One day my old dog and I walked down to Cope Park and saw dead fish belly-up in Gold Creek. The mining company claimed it didn't have a clue what happened. Documents uncovered later confirmed that an employee had released contaminants without a permit under a cloak of darkness to avoid detection. Fish all dead from oil, chemicals and assorted other gook.
In an event of deja vu, about a week ago Coeur Alaska spilled contaminants near the Kensington Mine. According to the Empire article that reported on the accident, this is Coeur's third spill since construction of the mine began in early July. That makes a rate of about one spill per month. This time it spilled hydraulic fluid from a core drill into Slate Creek Cove, the same place it spilled diesel oil in September. Looks like we have another fish-kill waiting to happen.
Juneau, wake up and smell the coffee. How many "small spills" does it take to damage the crucial ecosystem of Berners Bay? As with the AJ mine, promises made by the company may be expediently broken when the money runs out or when public spin simply cannot hold up to reality.

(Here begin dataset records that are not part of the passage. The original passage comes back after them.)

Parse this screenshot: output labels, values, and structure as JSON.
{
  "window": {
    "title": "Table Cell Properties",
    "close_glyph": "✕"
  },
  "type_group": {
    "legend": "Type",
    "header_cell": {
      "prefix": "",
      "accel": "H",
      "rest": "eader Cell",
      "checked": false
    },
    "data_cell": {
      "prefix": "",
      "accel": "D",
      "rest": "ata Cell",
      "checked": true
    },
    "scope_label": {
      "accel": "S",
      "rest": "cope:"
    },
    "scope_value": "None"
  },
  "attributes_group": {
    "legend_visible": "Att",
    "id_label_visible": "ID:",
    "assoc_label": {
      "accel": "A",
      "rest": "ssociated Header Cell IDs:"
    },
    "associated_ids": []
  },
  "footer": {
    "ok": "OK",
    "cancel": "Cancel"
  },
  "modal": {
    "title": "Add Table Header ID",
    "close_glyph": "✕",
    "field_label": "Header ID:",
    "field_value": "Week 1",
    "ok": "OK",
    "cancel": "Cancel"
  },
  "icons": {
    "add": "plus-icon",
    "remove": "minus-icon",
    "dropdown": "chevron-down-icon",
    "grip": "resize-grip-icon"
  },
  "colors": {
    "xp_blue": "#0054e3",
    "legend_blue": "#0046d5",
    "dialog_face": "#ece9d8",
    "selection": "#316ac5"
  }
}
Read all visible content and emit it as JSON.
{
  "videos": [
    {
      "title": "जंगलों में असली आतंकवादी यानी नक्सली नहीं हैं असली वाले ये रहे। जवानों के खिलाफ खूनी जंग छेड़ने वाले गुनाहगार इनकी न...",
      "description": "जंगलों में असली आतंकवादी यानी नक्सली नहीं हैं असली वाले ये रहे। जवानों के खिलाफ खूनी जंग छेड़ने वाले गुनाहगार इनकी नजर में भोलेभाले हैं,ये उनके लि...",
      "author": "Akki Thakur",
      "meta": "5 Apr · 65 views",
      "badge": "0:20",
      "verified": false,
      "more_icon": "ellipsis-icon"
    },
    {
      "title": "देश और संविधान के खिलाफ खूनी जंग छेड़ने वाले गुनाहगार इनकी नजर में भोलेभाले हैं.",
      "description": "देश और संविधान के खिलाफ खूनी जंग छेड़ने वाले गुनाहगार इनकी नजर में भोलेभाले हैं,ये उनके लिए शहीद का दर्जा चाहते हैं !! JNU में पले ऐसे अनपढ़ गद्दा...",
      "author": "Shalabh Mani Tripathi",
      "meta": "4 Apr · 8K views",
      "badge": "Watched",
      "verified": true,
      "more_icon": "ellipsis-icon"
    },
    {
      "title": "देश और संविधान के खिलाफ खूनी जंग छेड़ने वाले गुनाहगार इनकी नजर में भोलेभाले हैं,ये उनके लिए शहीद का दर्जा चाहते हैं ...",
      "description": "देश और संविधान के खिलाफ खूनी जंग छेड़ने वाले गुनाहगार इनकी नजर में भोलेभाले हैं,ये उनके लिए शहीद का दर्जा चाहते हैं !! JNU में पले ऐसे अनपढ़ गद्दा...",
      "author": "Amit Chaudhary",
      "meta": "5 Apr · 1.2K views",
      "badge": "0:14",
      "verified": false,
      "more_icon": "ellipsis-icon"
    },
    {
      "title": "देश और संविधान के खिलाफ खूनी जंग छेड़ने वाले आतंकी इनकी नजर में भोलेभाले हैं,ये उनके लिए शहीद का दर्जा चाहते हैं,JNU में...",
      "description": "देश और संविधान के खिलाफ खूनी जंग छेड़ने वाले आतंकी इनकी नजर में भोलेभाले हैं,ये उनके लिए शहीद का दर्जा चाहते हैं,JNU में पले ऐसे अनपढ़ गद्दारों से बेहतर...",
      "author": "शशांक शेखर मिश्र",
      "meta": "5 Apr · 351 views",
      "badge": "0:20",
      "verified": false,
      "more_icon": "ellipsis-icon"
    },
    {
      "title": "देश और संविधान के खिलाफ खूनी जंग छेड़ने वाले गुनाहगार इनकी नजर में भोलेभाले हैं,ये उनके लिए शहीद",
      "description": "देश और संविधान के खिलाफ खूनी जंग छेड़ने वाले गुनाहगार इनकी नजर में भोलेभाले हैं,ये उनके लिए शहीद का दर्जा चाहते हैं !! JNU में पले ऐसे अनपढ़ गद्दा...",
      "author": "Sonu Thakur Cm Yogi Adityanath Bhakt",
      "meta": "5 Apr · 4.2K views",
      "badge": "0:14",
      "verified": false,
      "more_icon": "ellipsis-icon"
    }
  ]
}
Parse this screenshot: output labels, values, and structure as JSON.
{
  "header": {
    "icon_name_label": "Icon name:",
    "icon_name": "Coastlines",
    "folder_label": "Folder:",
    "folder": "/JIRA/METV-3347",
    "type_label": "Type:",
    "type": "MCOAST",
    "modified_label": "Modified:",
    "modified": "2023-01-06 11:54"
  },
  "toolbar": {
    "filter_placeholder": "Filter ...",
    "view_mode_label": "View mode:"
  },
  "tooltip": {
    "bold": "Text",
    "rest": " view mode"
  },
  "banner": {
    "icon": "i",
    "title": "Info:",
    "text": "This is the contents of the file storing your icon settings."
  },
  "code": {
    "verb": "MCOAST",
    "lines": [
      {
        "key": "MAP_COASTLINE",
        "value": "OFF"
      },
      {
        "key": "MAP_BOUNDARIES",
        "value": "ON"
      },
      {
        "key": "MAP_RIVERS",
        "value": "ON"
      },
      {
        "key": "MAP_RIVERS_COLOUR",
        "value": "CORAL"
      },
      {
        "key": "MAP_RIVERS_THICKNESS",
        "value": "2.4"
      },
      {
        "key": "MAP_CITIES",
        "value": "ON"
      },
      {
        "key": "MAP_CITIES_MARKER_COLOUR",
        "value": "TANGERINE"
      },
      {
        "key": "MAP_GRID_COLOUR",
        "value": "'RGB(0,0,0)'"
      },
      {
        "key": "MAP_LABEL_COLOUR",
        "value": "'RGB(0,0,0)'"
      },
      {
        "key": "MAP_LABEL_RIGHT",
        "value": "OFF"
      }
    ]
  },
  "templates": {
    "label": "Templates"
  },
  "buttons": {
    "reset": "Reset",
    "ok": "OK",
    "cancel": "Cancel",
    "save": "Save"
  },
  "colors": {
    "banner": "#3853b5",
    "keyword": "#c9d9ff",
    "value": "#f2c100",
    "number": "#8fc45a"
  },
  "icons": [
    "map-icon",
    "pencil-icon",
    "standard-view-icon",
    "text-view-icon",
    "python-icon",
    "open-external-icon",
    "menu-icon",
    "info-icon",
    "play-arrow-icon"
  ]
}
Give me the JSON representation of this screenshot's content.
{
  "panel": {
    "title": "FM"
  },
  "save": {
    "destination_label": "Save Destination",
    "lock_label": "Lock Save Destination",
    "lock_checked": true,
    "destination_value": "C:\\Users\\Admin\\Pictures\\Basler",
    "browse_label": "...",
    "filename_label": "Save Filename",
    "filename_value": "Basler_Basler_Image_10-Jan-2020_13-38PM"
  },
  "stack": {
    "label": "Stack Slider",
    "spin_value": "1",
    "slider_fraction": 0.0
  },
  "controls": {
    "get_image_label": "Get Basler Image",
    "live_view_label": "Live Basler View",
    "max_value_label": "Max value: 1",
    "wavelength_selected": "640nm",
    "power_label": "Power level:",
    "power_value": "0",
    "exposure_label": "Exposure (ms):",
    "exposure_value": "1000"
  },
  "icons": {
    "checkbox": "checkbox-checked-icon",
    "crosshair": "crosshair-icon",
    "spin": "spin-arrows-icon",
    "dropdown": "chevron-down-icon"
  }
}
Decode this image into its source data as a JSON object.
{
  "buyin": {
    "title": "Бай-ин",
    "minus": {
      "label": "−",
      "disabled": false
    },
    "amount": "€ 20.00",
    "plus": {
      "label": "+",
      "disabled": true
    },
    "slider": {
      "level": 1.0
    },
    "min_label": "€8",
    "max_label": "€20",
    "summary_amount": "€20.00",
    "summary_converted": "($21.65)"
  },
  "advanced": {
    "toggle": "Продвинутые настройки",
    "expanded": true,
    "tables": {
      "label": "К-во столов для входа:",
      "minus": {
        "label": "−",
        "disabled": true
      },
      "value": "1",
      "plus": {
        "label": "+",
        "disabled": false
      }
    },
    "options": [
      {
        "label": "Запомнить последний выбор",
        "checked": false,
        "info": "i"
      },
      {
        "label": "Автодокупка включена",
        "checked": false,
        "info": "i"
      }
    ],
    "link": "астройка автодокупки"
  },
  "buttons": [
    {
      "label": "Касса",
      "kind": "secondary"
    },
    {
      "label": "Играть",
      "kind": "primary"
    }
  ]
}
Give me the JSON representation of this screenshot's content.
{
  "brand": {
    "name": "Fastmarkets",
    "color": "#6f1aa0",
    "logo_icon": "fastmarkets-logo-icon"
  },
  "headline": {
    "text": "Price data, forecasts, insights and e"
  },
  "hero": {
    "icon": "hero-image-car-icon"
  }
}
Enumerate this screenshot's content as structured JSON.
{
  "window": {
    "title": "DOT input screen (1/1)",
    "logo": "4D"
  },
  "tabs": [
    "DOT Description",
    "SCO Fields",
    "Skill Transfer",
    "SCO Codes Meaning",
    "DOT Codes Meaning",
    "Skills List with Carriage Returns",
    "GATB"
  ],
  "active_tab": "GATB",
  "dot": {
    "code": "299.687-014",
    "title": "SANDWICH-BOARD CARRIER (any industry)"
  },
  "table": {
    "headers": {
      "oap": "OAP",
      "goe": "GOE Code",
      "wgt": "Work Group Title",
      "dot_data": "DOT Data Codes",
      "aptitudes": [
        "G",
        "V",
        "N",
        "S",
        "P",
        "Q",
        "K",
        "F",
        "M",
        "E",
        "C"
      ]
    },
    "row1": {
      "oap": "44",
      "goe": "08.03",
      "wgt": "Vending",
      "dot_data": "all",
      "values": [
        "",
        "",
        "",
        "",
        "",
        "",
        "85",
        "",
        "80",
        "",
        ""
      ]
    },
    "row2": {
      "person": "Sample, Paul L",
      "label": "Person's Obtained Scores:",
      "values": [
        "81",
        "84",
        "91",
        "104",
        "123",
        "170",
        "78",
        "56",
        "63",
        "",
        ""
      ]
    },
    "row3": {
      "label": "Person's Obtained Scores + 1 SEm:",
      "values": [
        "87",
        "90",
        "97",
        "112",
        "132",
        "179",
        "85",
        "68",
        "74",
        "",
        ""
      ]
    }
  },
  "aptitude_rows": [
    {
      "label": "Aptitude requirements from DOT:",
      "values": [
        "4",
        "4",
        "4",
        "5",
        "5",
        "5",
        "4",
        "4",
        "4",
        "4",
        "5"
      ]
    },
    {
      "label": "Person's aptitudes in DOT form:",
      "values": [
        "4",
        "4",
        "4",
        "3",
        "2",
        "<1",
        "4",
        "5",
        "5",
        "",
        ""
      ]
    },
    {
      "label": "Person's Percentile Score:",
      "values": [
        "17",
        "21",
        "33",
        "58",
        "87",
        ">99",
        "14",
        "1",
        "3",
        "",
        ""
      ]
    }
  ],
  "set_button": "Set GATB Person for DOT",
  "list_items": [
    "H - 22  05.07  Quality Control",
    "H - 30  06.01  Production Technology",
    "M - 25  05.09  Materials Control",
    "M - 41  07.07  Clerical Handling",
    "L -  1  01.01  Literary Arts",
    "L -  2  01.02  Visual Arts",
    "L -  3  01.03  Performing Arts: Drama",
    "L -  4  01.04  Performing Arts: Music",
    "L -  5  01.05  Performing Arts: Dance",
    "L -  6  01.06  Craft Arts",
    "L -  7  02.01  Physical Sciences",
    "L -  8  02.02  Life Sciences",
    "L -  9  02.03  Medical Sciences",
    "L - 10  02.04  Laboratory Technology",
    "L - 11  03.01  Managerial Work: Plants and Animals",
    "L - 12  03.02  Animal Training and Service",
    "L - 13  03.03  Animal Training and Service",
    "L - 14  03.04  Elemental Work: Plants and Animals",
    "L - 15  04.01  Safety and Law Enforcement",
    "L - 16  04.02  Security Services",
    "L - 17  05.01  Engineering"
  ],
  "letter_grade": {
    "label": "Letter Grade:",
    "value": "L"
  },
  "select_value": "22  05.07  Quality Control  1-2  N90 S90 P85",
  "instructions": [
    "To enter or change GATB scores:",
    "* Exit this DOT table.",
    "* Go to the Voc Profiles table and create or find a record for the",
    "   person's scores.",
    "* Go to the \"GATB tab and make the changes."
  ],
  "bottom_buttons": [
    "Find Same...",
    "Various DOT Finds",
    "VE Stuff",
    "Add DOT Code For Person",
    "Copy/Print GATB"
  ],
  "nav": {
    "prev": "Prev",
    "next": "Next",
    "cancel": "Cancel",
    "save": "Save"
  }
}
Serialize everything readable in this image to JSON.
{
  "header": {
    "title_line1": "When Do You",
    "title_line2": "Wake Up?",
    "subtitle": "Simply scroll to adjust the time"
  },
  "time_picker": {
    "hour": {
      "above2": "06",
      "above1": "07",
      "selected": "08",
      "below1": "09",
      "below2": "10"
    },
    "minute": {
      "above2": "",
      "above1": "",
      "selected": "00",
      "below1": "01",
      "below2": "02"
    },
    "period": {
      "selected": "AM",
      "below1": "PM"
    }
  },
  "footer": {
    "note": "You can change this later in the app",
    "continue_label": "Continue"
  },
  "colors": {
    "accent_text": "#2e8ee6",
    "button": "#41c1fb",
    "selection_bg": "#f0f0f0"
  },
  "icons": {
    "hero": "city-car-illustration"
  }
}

As did the Juneau residents of the 1970s, we must realize the irreparable damage possible from industrial operations carried out in a fragile natural environment. Judgments about environmental safety of siting mines must be based on reality and not wishful thinking of government and industry.